Once film negatives are developed and scanned, here are some things to lookout for:
ISSUE: Underexposure or overexposure: If the images appear too dark or too bright overall, it indicates an exposure problem. Underexposure results in loss of detail in shadow areas, while overexposure leads to loss of detail in highlights and can appear very washed out with extreme overexposure.
FIX: Make sure your internal light meter is working and you’ve rated your film properly.
ISSUE: Poor focus or softness: If the images appear out of focus or lacking sharpness, it suggests a focus issue. It could be a result of missed focus during shooting or camera shake. Additionally, low-quality lenses or incorrect lens adjustments can contribute to softness in the images.

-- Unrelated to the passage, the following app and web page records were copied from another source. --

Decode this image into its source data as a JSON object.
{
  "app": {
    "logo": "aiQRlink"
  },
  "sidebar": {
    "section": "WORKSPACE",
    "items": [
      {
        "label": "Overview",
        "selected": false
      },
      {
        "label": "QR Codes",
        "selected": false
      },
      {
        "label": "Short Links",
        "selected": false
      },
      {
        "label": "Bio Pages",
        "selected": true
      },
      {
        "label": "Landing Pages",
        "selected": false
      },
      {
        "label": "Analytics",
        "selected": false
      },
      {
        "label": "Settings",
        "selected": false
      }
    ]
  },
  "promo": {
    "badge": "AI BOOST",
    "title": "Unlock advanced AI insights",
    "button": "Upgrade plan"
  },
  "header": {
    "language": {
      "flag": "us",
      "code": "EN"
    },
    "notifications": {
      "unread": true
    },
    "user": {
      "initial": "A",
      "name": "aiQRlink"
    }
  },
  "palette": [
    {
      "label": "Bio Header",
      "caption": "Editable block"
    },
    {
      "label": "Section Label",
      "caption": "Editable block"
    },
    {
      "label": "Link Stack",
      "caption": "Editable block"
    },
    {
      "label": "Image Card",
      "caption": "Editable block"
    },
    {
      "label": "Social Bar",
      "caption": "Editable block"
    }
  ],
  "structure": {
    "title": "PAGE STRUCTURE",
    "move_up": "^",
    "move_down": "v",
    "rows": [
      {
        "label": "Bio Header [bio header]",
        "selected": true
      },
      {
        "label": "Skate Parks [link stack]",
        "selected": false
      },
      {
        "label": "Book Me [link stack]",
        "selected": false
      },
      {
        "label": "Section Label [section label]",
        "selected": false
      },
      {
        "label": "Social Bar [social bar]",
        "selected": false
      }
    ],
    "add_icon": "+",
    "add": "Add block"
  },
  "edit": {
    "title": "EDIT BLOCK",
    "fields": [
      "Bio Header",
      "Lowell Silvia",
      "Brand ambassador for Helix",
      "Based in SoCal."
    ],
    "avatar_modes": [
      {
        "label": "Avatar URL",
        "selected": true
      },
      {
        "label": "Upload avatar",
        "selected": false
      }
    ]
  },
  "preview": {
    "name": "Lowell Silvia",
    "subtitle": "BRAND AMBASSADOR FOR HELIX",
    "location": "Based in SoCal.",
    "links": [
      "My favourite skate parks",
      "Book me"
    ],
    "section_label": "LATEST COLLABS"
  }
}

FIX: If the softness is consistent frame to frame, you can likely eliminate camera shake unless all the photos were taken in a dark environment. Poor focus could be an issue with your camera’s autofocus system (if it has one) or an issue with the lens. Focus issues or softness can be difficult to test because it usually requires multiple test rolls to diagnose the issue. Shooting in a variety of environments can help pin down what’s causing the problem.
ISSUE: Film scratches or damage: Scratches or physical damage on the film negatives can occur during handling, loading, or processing. These scratches may appear as lines or marks on the images, affecting their overall quality. Proper care should be taken to prevent any damage to the film during the entire process.
FIX: Here at the lab we are diligent and very careful when handling your negatives. Because of our care, when scratched negatives do occur we almost always find the issue to be dust particles in the film chamber or the felt on the film cartridge getting dirty. Take a look at: How To Clean Your 35MM Camera.
ISSUE: Film fogging: Film fogging refers to an overall haze or fog on the images, reducing contrast and affecting the overall quality. It can occur due to light leaks in the camera, improper film handling, or exposure to light during development.
FIX: Ensuring proper light seals on the camera and handling the film in low-light conditions, can help minimize film fogging.
ISSUE: Color shifts or color casts: Color negatives may exhibit color shifts or casts if the film was exposed to incorrect white balance conditions or if there were issues during the development process. Color shifts can result in inaccurate color reproduction or unnatural color casts in the images. Another possible variable is the age of film or how it’s been stored. Old expired film, if not properly kept can exhibit color shifts as well as fading and graininess. Some people find charm in the look of expired film.
FIX: Use fresh film. If your film is daylight balanced avoid areas with warm light and vice versa.
It's important to note that some of these issues can be corrected or minimized during the scanning and post-processing stage. Additionally, shooting with care, proper film handling, and working in a controlled and clean environment can help reduce the chances of encountering these issues with film negatives.